Children who have been diagnosed with other types of EHEC than HUS-associated EHEC can return to the nursery 48 hours after the child no longer has diarrhoea or vomiting.

Ear infection (otitis)

Children can return to childcare when they feel well enough.

Fever

A child’s normal body temperature may vary. A rectal temperature higher than 38 °C is considered to be a fever. Children with fever should stay at home until the fever has gone, mainly for their own comfort but also to avoid the spread of a potentially infectious disease.

Head lice

If head lice are detected at childcare or school, it is not necessary to send the child home. When the child comes home, the initial treatment should preferably begin that same evening. The child can return to childcare or school once treatment has begun. The childcare centre and contact network should be informed that lice have been detected so they can check for lice and avoid reinfection.

Impetigo

Children with impetigo can return to childcare when their blisters are under control. The decision must be based on that there is no longer a danger for transmission from infectious wound secretions to other children either directly or indirectly through touch points.

Influenza-like symptoms

Children can return to childcare when they feel well enough, even if they have some residual symptoms (see section under colds). It may be necessary to keep children at home for longer during influenza pandemics.

Measles

Children can return to childcare no earlier than four days after the rash appears, if their general condition is otherwise good.

Meningococcal disease

Children may return to childcare when the symptoms have passed. This also includes siblings or other close contacts who have been given prophylactic antibiotics.

Mumps

Children with a confirmed diagnosis can return to childcare nine days after the swelling appears. If all the other children are vaccinated, the general condition of the child will determine the return to childcare.

Norovirus infection

Norovirus is a common cause of gastroenteritis. The infection risk is highest when symptoms of vomiting and diarrhoea are present, so children should be kept at home during this period. Wait 48 hours until diarrhoea and vomiting have stopped before returning to childcare.

Ringworm

Children can return to childcare once treatment has started.

RS virus, coronavirus and other respiratory tract infections

Colds are the most common infections among children. They can return to childcare when they feel well enough. This means that children with some residual symptoms after a cold, such as a runny nose/mucus or cough, can return to the nursery when the child is otherwise back to their normal form.

Children can return to childcare if they have a cough without fever when they feel well enough. With prolonged or severe coughing, the child should be checked for whooping cough or other diseases.

Rubella (German measles)

Children can return to childcare no earlier than five days after the rash appears. If the child has been vaccinated, it is unlikely to be rubella. Rubella is extremely rare in Norway.

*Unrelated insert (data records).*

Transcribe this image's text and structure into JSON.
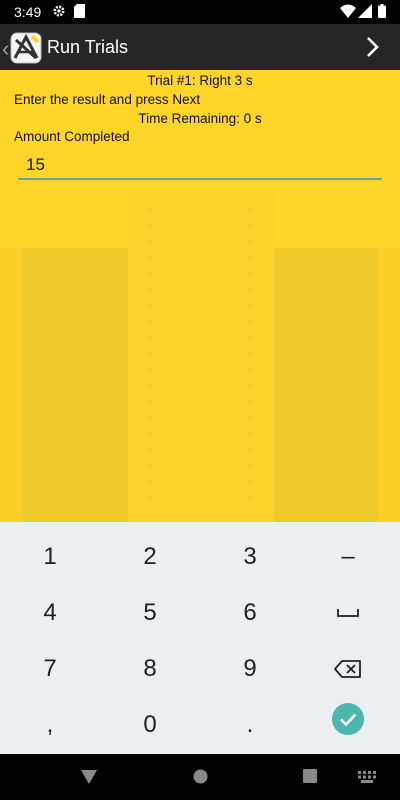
{
  "status_bar": {
    "time": "3:49"
  },
  "app_bar": {
    "title": "Run Trials"
  },
  "content": {
    "trial_line": "Trial #1: Right 3 s",
    "instruction": "Enter the result and press Next",
    "time_remaining": "Time Remaining: 0 s",
    "field_label": "Amount Completed",
    "amount_value": "15"
  },
  "keyboard": {
    "keys": [
      "1",
      "2",
      "3",
      "−",
      "4",
      "5",
      "6",
      "␣",
      "7",
      "8",
      "9",
      "⌫",
      ",",
      "0",
      ".",
      "✓"
    ],
    "digits": {
      "k1": "1",
      "k2": "2",
      "k3": "3",
      "k4": "4",
      "k5": "5",
      "k6": "6",
      "k7": "7",
      "k8": "8",
      "k9": "9",
      "k0": "0"
    },
    "minus": "–",
    "comma": ",",
    "period": "."
  },
  "icons": {
    "status": [
      "settings-icon",
      "sd-card-icon",
      "wifi-icon",
      "signal-icon",
      "battery-icon"
    ],
    "nav": [
      "back-triangle-icon",
      "home-circle-icon",
      "recents-square-icon",
      "keyboard-switch-icon"
    ]
  },
  "colors": {
    "app_background": "#FFD52A",
    "app_bar": "#262626",
    "accent": "#4DB6AC",
    "keyboard": "#ECEFF1"
  }
}
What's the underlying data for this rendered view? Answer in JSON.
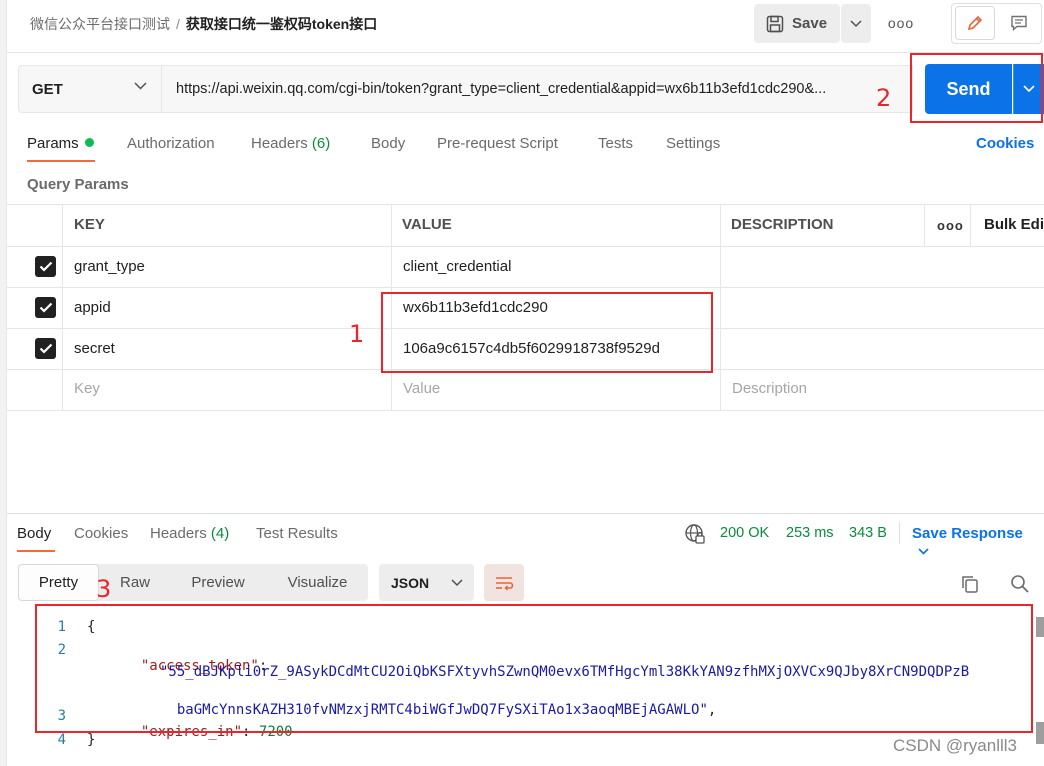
{
  "header": {
    "breadcrumb_parent": "微信公众平台接口测试",
    "breadcrumb_sep": "/",
    "breadcrumb_current": "获取接口统一鉴权码token接口",
    "save_label": "Save",
    "more_label": "ooo"
  },
  "request": {
    "method": "GET",
    "url": "https://api.weixin.qq.com/cgi-bin/token?grant_type=client_credential&appid=wx6b11b3efd1cdc290&...",
    "send_label": "Send"
  },
  "tabs": {
    "params": "Params",
    "authorization": "Authorization",
    "headers": "Headers",
    "headers_count": "(6)",
    "body": "Body",
    "prerequest": "Pre-request Script",
    "tests": "Tests",
    "settings": "Settings",
    "cookies": "Cookies"
  },
  "query_params": {
    "label": "Query Params",
    "columns": {
      "key": "KEY",
      "value": "VALUE",
      "description": "DESCRIPTION",
      "bulk_edit": "Bulk Edit",
      "more": "ooo"
    },
    "rows": [
      {
        "key": "grant_type",
        "value": "client_credential"
      },
      {
        "key": "appid",
        "value": "wx6b11b3efd1cdc290"
      },
      {
        "key": "secret",
        "value": "106a9c6157c4db5f6029918738f9529d"
      }
    ],
    "placeholders": {
      "key": "Key",
      "value": "Value",
      "description": "Description"
    }
  },
  "annotations": {
    "box1": "1",
    "box2": "2",
    "box3": "3",
    "color": "#e8262b"
  },
  "response": {
    "tabs": {
      "body": "Body",
      "cookies": "Cookies",
      "headers": "Headers",
      "headers_count": "(4)",
      "test_results": "Test Results"
    },
    "status": "200 OK",
    "time": "253 ms",
    "size": "343 B",
    "save_response": "Save Response",
    "format_tabs": {
      "pretty": "Pretty",
      "raw": "Raw",
      "preview": "Preview",
      "visualize": "Visualize"
    },
    "format": "JSON",
    "line_numbers": [
      "1",
      "2",
      "3",
      "4"
    ],
    "code": {
      "open": "{",
      "key_access_token": "\"access_token\"",
      "colon": ":",
      "token_line1": "\"55_dBJKpli0rZ_9ASykDCdMtCU2OiQbKSFXtyvhSZwnQM0evx6TMfHgcYml38KkYAN9zfhMXjOXVCx9QJby8XrCN9DQDPzB",
      "token_line2": "baGMcYnnsKAZH310fvNMzxjRMTC4biWGfJwDQ7FySXiTAo1x3aoqMBEjAGAWLO\"",
      "comma": ",",
      "key_expires_in": "\"expires_in\"",
      "expires_value": "7200",
      "close": "}"
    }
  },
  "watermark": "CSDN @ryanlll3",
  "colors": {
    "send_blue": "#0b72e7",
    "status_green": "#0b8b3f",
    "tab_orange": "#f26b3a"
  }
}
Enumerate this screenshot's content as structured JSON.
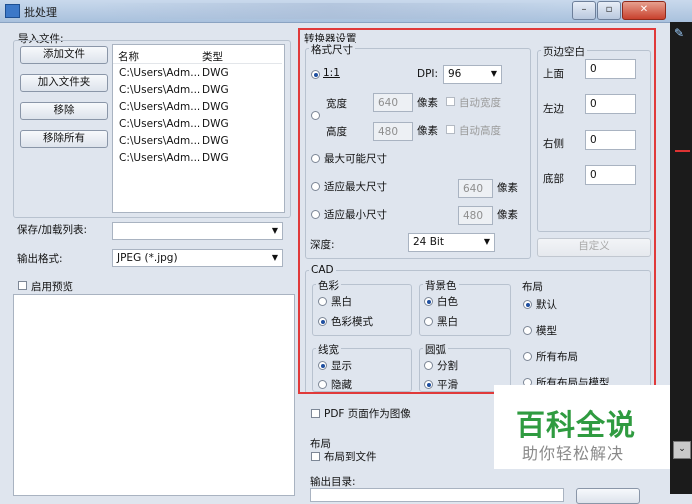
{
  "window": {
    "title": "批处理",
    "btn_min": "–",
    "btn_max": "▫",
    "btn_close": "✕"
  },
  "import": {
    "label": "导入文件:",
    "buttons": [
      "添加文件",
      "加入文件夹",
      "移除",
      "移除所有"
    ],
    "columns": [
      "名称",
      "类型"
    ],
    "files": [
      {
        "name": "C:\\Users\\Adm...",
        "type": "DWG"
      },
      {
        "name": "C:\\Users\\Adm...",
        "type": "DWG"
      },
      {
        "name": "C:\\Users\\Adm...",
        "type": "DWG"
      },
      {
        "name": "C:\\Users\\Adm...",
        "type": "DWG"
      },
      {
        "name": "C:\\Users\\Adm...",
        "type": "DWG"
      },
      {
        "name": "C:\\Users\\Adm...",
        "type": "DWG"
      }
    ]
  },
  "save_load": {
    "label": "保存/加载列表:",
    "value": ""
  },
  "output_format": {
    "label": "输出格式:",
    "value": "JPEG (*.jpg)"
  },
  "preview": {
    "label": "启用预览",
    "checked": false
  },
  "converter": {
    "title": "转换器设置",
    "format_size": {
      "title": "格式尺寸",
      "ratio_label": "1:1",
      "dpi_label": "DPI:",
      "dpi_value": "96",
      "width_label": "宽度",
      "width_value": "640",
      "height_label": "高度",
      "height_value": "480",
      "pixel_label": "像素",
      "auto_width": "自动宽度",
      "auto_height": "自动高度",
      "max_possible": "最大可能尺寸",
      "fit_max": "适应最大尺寸",
      "fit_max_value": "640",
      "fit_min": "适应最小尺寸",
      "fit_min_value": "480",
      "depth_label": "深度:",
      "depth_value": "24 Bit"
    },
    "margins": {
      "title": "页边空白",
      "top_label": "上面",
      "top_value": "0",
      "left_label": "左边",
      "left_value": "0",
      "right_label": "右侧",
      "right_value": "0",
      "bottom_label": "底部",
      "bottom_value": "0",
      "custom_button": "自定义"
    },
    "cad": {
      "title": "CAD",
      "color": {
        "title": "色彩",
        "bw": "黑白",
        "color_mode": "色彩模式",
        "selected": "色彩模式"
      },
      "background": {
        "title": "背景色",
        "white": "白色",
        "black": "黑白",
        "selected": "白色"
      },
      "layout": {
        "title": "布局",
        "default": "默认",
        "model": "模型",
        "all_layouts": "所有布局",
        "all_layouts_model": "所有布局与模型",
        "selected": "默认"
      },
      "lineweight": {
        "title": "线宽",
        "show": "显示",
        "hide": "隐藏",
        "selected": "显示"
      },
      "arc": {
        "title": "圆弧",
        "split": "分割",
        "smooth": "平滑",
        "selected": "平滑"
      }
    }
  },
  "pdf_as_image": {
    "label": "PDF 页面作为图像",
    "checked": false
  },
  "layout_section": {
    "title": "布局",
    "layout_to_file": "布局到文件",
    "checked": false
  },
  "output_dir": {
    "label": "输出目录:"
  },
  "watermark": {
    "title": "百科全说",
    "subtitle": "助你轻松解决"
  },
  "colors": {
    "accent_frame": "#e03a3a",
    "watermark_green": "#2f9b40",
    "window_bg": "#dfe5ee"
  }
}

Scabies

Children can return to childcare the day after treatment has started.

Threadworms

Children can return to childcare the day after treatment has started.

Whooping cough (pertussis)

If treatment begins early in the course of the disease, the child is usually not contagious five days after treatment begins, but the child should be kept home until then. If treatment begins later in the disease, they will be significantly less contagious, and may return to childcare the day after treatment began, or if it was considered too late to begin treatment.

History

28.11.2022: Reviewed according to Norwegian version - some minor adjustments /new diseases added